I never knew that this could actually happen to people. I mean you see it in cheesy Punjabi movies and dramas, but now that I look back at the experience, I never really realized the seriousness. I wish I could have been more than I silent observer, but really how could I interfere in the life of a person that I didn't know. Of course, there is always the fear of being branded a whistleblower among peers.

Now you can imagine that everyone in a small town knows everyone, hence there is less chance of youth to get involved in drugs and alcohol, but also more chance that youth lack self-confidence when they move to bigger cities. No parent is going to tell themselves 'I am sending my child away to university so that they can get involved in gangs and drugs". Every parent is anxious when they send their child away for school, but Punjabi parents are more so. And they have a good reason. So many Indo-Canadian Sikh youth come to Prince George from smaller towns to study UNBC. So many anxious parents await in the small towns hoping that their kids are going to pass the tests and challenges of life brought in front of them by their peers.

I am astounded by the fact that Prince George doesn't have counseling and support services specifically designated toward Sikh youth. Really what is a gurudwara supposed to be for. It is supposed to be the centre where people come to find spiritual guidance and support. To date, no Prince George temple has provided formal counseling services to anyone, with full protection of a person's confidentiality. In the future, it would be nice to see community leaders that have been through the same ordeal to step in and provide comfort to parents by mentoring the youth. When youth come to UNBC from smaller communities the gurdwara should act kind of like a check-in, where Prince George community leaders and volunteers give an orientation to Prince George and the spiritual services provided to assist youth in their life and studies (programs which we need more of.. but that will be a different blog post). Out-of-townees get to know each other and Prince Georgians and kind of form a community. Throughout the year, volunteers check in with various students and provide guidance, mentoring and counselling services if needed. Most importantly if the counsellor can't help them, than they should contact the parents and relatives to step in and provide support.

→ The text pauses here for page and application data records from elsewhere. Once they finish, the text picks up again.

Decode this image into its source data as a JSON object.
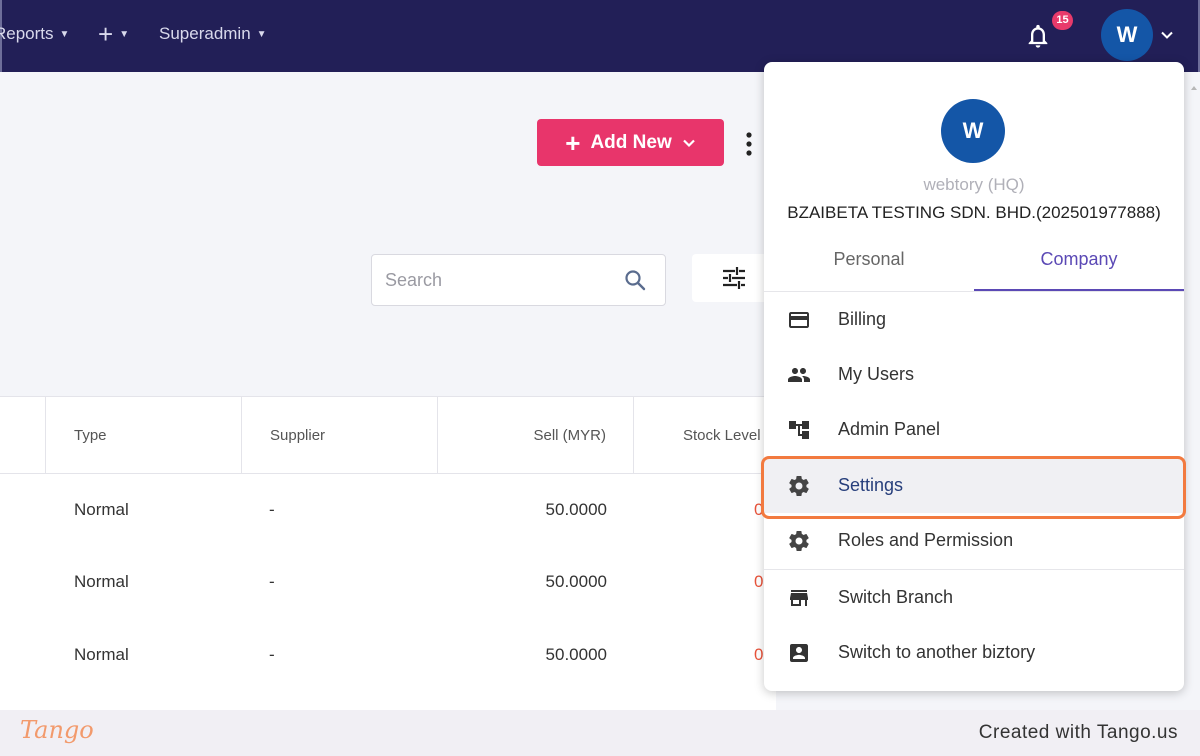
{
  "topbar": {
    "nav": [
      {
        "label": "Reports"
      },
      {
        "label": ""
      },
      {
        "label": "Superadmin"
      }
    ],
    "notification_count": "15",
    "avatar_initial": "W"
  },
  "toolbar": {
    "add_new_label": "Add New"
  },
  "search": {
    "placeholder": "Search",
    "value": ""
  },
  "table": {
    "columns": [
      "Type",
      "Supplier",
      "Sell (MYR)",
      "Stock Level"
    ],
    "rows": [
      {
        "type": "Normal",
        "supplier": "-",
        "sell": "50.0000",
        "stock": "0"
      },
      {
        "type": "Normal",
        "supplier": "-",
        "sell": "50.0000",
        "stock": "0"
      },
      {
        "type": "Normal",
        "supplier": "-",
        "sell": "50.0000",
        "stock": "0"
      }
    ]
  },
  "dropdown": {
    "avatar_initial": "W",
    "user_name": "webtory (HQ)",
    "company": "BZAIBETA TESTING SDN. BHD.(202501977888)",
    "tabs": [
      {
        "label": "Personal",
        "active": false
      },
      {
        "label": "Company",
        "active": true
      }
    ],
    "items": [
      {
        "label": "Billing",
        "icon": "credit-card-icon"
      },
      {
        "label": "My Users",
        "icon": "users-icon"
      },
      {
        "label": "Admin Panel",
        "icon": "hierarchy-icon"
      },
      {
        "label": "Settings",
        "icon": "gear-icon",
        "highlighted": true
      },
      {
        "label": "Roles and Permission",
        "icon": "gear-icon"
      },
      {
        "label": "Switch Branch",
        "icon": "store-icon"
      },
      {
        "label": "Switch to another biztory",
        "icon": "account-box-icon"
      }
    ]
  },
  "footer": {
    "logo": "Tango",
    "credit": "Created with Tango.us"
  },
  "colors": {
    "topbar": "#221f57",
    "accent": "#e8356b",
    "avatar": "#1456a7",
    "tab_active": "#5b49b5",
    "highlight": "#f27a3f"
  }
}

Now, you may think, isn't this over the top. I mean aren't we controlling the lives of these young people. When I talk about guidance and counseling, I don't mean that preachers should follow the youth around and make sure that they don't cut their hair, or make sure that they do their 5 banis paath everyday; these choices are ultimately left to the youth to decide. What I mean is that relatable people, like university professors, fellow grad students, medical students, doctors should be there to help Sikh youth deal with the stresses and peer pressure encountered in university life, instead of turning to alcohol and drugs. Sikh Youth have different needs than the average university students, because they feel different societal pressures. Normal guidance counseling at universities aren't enough to address the specialized issues that Indo-Canadian youth are facing, and this drives youth into gangs, drugs and alcohol. No young person is going to look back in their life and say " I wish I would have done drugs in school, I missed out on so much." Similarly a person who did drugs, probably never imagined themselves in that position a few years ago.

Now the second problem that comes to mind is community gossip. You would think young people would be off limits, but know the "aunties" are as vicious to us as they are to anyone else, more-so behind your back. No wonder youth don't just come out and ask for help and admit that they have a problem. Deep down they don't want their parents or themselves to suffer public humiliation.

I can't imagine the looks of Bobjeet's parents when he stepped into their home again. I still can't believe the transformation to this day, sometimes I wonder if this alter ego thing really existed or if it was just my imagination.

Anyways, that is my story for today, and obviously the names were changed to protect the persons' identity. If anyone has any comments, please feel free to leave them at the bottom.